Scapino, A Comedy Overture
Violin Concerto, Op.15
Falstaff – Symphonic Study in C minor, Op.68
Fenella Humphreys (violin)
Kensington Symphony Orchestra
Reviewed by: Colin Anderson
Reviewed: 27 June, 2016
Venue: St John's, Smith Square, London
This Brexit programme, planned much in advance of course, with no premonitions or allegiances, by the Kensington Symphony Orchestra, opened with Walton’s Atlantic-crossing Scapino Overture, completed in 1940 for the Chicago Symphony Orchestra, bright and brilliant music superbly scored. The KSO had a good go at this swinging and sensuous music, Scapino the servant a part of the commedia dell’arte troupe, but the dynamics were rather unvaried, not least when the contemplative section led by cello solo, decorously accompanied, was reached.
Volumes were more adroitly managed in Elgar’s Falstaff (1913), as sophisticated and as complex as anything he wrote. Russell Keable conducted a fully-rounded account that was a little too deliberate at times (accounting for the unprecedented 38-minute playing time) and a more varied response to Elgar’s over-use of a tambourine would have been welcome! Balancing and blending the music’s symphonic and descriptive quotients is an intricate balancing act – just as playing Elgar’s demanding writing is tricky (I was once a greeted by an LSO cellist following a performance of Falstaff, Colin Davis conducting, 33 minutes, with “do you know how difficult that is?”) – so, a few queasy moments aside, the KSO was pretty heroic, and Keable later introduced greater graphic animation. When the music enters into recession, solos from Nick Rampley (bassoon), Joseph Spooner (cello) and leader Alan Tuckwood were all noteworthy, and pathos touched the heart as the “knight, gentleman and soldier” (the Falstaff of Shakespeare’s history plays rather than The Merry Wives of Windsor) is rejected by Prince Hal and dies. Not as often performed as it should be, reservations aside, this was a timely reminder that Falstaff is top-drawer Elgar.
In between slapstick and spectacle, Fenella Humphreys gave an accomplished account of Benjamin Britten’s Violin Concerto (1939, revised 1958). This too was an act of reclamation – of tension-filled music, full of anguish and warnings, written for Antonio Brosa.
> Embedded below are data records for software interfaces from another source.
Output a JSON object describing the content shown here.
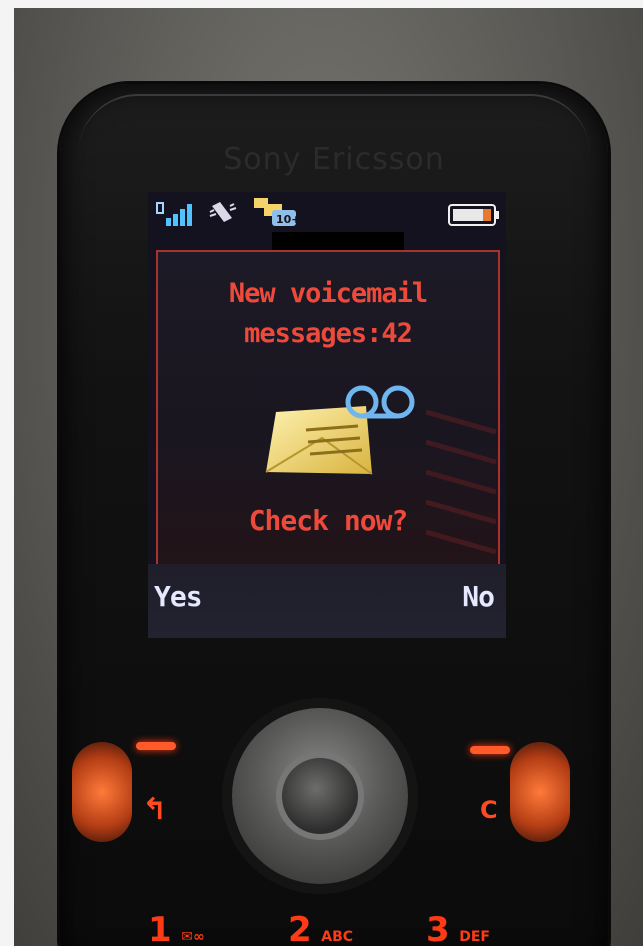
{
  "phone": {
    "brand": "Sony Ericsson"
  },
  "screen": {
    "message_line1": "New voicemail",
    "message_line2": "messages:42",
    "prompt": "Check now?",
    "softkey_left": "Yes",
    "softkey_right": "No",
    "status_icons": [
      "signal-strength-icon",
      "vibrate-icon",
      "voicemail-notification-icon",
      "battery-icon"
    ],
    "colors": {
      "message_text": "#ee4a3c",
      "softkey_text": "#e6e8ff",
      "dialog_border": "#a8332e"
    }
  },
  "keypad": {
    "back_symbol": "↰",
    "clear_label": "C",
    "keys": [
      {
        "digit": "1",
        "letters": ""
      },
      {
        "digit": "2",
        "letters": "ABC"
      },
      {
        "digit": "3",
        "letters": "DEF"
      }
    ]
  }
}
Britten’s use of the orchestra is distinctive and inventive, and the KSO was really on-song here, Keable very attentive to Humphreys whose fearless approach to demanding writing, and not just in the forceful second movement, added a layer of significance to this intense music that was inspiring, and the uncertainty of the final bars was fully conveyed.
The KSO returns to action on October 3, at St John’s, with John Adams, Colin Matthews and Bartók.